I was diagnosed with ALL on September 29,2009. Since then, I’ve finished my freshmen year of high school at home and finished 3 phases of chemotherapy treatment. Now I’m in maitenance and it’s supposed to be the easiest phase, but its been pretty difficult so far. Instead of spending 4th of July in Disneyworld like I was supposed to, I was stuck in the hospital with a fever and super low blood counts. I’ve been off most of my chemo for about a month now because I had a rash, but my blood counts are still taking forever to improve. It’s really frustrating because it’s preventing me from going on my vacations and going out with my friends. It’s hard to explain this to any of my friends because they don’t truely understand. They just keep telling me to stay strong, but in order to stay strong you had to be strong in the first place and I don’t feel very strong. To top it all off, all of the changes that my body has been going through has made me extremely self conscious. I didn’t lose all of my hair, but it is significantly thinner, I’ve gained about 15-20 pounds, and I have tons of stretchmarks, oh yeah and my face has become the roundest thing I’ve ever seen. I handled everything really well for the past 10 months, but now I’m really starting to lose it. Thanks for letting me vent.
I hate chemo. I hate it so much, the nausea, the jelly knees, the fatigue, the vomitting, the hair in the bottom of the shower and all over my pillow and in my hands. There are so many terrible side effects, the cure can be worse than the disease.
However, its the cure, and it will make me better. Its the only thing that will get rid of the cancer, and its helping me.
Its very weird to hate the thing saving your life this much.
My name is Caleb. I’m 17, and I have Leukemia. I was diagnosed almost a month ago now, and I’m starting my Chemotherapy. Yesterday afternoon, I started my second round.
Thank God the first round was easy on me. This second round is really kicking my butt.
I didn’t feel really well yesterday morning, anyways. And I had the option of either having the treatment this morning, or yesterday afternoon at 4, and I opted for yesterday afternoon, because I had a track meet this morning.
I got there around 4:00, and they hooked me up. I sat in the seat, and waited for it to finish dripping.
Halfway through, I got a HUGE headache. I mean, this was the worst pain I’ve ever had in my head. It felt like someone was hitting me in the head with a hammer.
I finished and went home about 2 hours later, after talking to some really close friends in the treatment place.
I got home, and went to lie down and watch a movie. My head was still pounding.
This morning, I woke up, and automatically felt sick. I stood up, and I was extremely dizzy. I spent the better part of the morning in and out of the restroom, and sleeping on the bathroom floor. I hate that.
I was usually pretty healthy. I never got sick before all of this happened, and I’m not used to it. I don’t like it.
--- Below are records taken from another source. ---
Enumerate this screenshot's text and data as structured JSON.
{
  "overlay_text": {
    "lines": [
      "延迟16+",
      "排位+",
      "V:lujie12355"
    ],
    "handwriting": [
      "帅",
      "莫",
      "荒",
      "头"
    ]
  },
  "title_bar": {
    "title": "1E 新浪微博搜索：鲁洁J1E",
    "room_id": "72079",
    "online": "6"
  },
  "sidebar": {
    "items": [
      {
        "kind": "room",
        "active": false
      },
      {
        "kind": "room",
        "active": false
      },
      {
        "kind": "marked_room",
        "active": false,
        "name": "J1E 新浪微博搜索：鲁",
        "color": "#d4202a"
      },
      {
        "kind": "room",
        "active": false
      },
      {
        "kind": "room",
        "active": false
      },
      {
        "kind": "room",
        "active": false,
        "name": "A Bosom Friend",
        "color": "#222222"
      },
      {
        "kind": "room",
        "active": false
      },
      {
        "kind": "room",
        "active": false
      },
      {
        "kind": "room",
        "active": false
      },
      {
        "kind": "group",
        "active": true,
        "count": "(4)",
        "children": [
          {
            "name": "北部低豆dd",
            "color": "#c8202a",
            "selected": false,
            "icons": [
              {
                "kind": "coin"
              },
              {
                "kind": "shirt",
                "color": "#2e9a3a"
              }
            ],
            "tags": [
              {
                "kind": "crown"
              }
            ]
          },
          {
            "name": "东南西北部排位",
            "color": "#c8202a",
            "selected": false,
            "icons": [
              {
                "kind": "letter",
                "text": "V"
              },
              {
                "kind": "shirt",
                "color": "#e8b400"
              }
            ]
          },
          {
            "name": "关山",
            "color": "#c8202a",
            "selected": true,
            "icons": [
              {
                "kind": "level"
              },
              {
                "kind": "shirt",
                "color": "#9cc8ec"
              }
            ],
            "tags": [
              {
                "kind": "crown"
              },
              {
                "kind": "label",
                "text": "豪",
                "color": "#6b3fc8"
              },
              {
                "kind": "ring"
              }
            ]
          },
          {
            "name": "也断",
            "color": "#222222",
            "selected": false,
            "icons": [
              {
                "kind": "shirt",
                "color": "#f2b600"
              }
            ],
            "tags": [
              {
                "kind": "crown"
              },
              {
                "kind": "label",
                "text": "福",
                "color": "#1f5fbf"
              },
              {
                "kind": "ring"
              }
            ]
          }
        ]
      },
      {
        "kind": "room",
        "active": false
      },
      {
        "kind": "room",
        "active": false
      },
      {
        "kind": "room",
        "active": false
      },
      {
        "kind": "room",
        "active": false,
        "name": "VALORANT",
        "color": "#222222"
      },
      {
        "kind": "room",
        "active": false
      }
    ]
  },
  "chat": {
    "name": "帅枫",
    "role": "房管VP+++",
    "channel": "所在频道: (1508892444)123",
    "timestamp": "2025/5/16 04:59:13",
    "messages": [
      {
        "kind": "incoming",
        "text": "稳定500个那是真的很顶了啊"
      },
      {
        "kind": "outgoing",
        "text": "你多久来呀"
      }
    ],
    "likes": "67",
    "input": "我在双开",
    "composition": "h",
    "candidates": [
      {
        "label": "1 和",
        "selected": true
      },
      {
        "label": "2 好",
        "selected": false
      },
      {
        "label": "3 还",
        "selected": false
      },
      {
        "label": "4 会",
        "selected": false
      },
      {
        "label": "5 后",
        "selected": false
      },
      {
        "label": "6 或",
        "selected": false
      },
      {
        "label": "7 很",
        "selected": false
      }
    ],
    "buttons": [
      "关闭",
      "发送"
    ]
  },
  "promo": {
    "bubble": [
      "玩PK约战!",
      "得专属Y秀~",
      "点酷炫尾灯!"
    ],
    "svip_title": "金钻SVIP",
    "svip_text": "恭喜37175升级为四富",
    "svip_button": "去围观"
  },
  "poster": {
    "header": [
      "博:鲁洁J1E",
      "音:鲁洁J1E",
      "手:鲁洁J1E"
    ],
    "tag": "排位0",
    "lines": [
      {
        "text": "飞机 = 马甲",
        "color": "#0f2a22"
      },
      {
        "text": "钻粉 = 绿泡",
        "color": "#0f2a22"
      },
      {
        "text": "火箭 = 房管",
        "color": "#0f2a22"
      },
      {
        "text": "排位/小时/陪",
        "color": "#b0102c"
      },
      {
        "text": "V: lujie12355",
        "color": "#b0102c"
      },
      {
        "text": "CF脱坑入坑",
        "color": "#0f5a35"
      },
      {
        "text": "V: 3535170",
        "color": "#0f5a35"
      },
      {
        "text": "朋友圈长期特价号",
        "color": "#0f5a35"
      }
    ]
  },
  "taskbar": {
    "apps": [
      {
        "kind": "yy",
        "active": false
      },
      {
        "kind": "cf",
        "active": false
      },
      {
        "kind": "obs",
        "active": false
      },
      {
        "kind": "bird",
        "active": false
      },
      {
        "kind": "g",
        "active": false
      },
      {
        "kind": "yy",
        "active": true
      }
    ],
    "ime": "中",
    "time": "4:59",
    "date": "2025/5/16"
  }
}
After my numerous restroom trips, I finally worked up enough strength to make it down stairs to say good morning to my amazing mother, and I sat down at the kitchen table, and laid my head down. My mom felt my forehead, and took my temp and all that. Granted- she’s not used to this quite yet, either. She’s used to healthy kids, I mean, none of my 5 brothers have ever had anything that compares to this, and neither has my sister. Quite frankly, neither have I. She’s not very fond of us being sick at all, I mean, the flu season is a terrible time for her! I was running a fever of like… 102, I think. And my head was still killing me.
She sent me to lie on the living room couch, and when I laid down, I turned on Fired Up!, and soon fell asleep.
I woke up about an hour later, and I felt a HUGE surge of nausea, and I leapt for the restroom.
See, now, this is where my story gets pretty pitiful. I hate being sick. SO much. I absolutely despise it. But I’m smart enough to expect it with Chemo.
So, I spent a lot of my afternoon throwing up, and falling asleep, and throwing up, and falling asleep again, and on and on.
Needless to say, I didn’t have a very good day.
I hate Chemo treatments.
Who’s with me?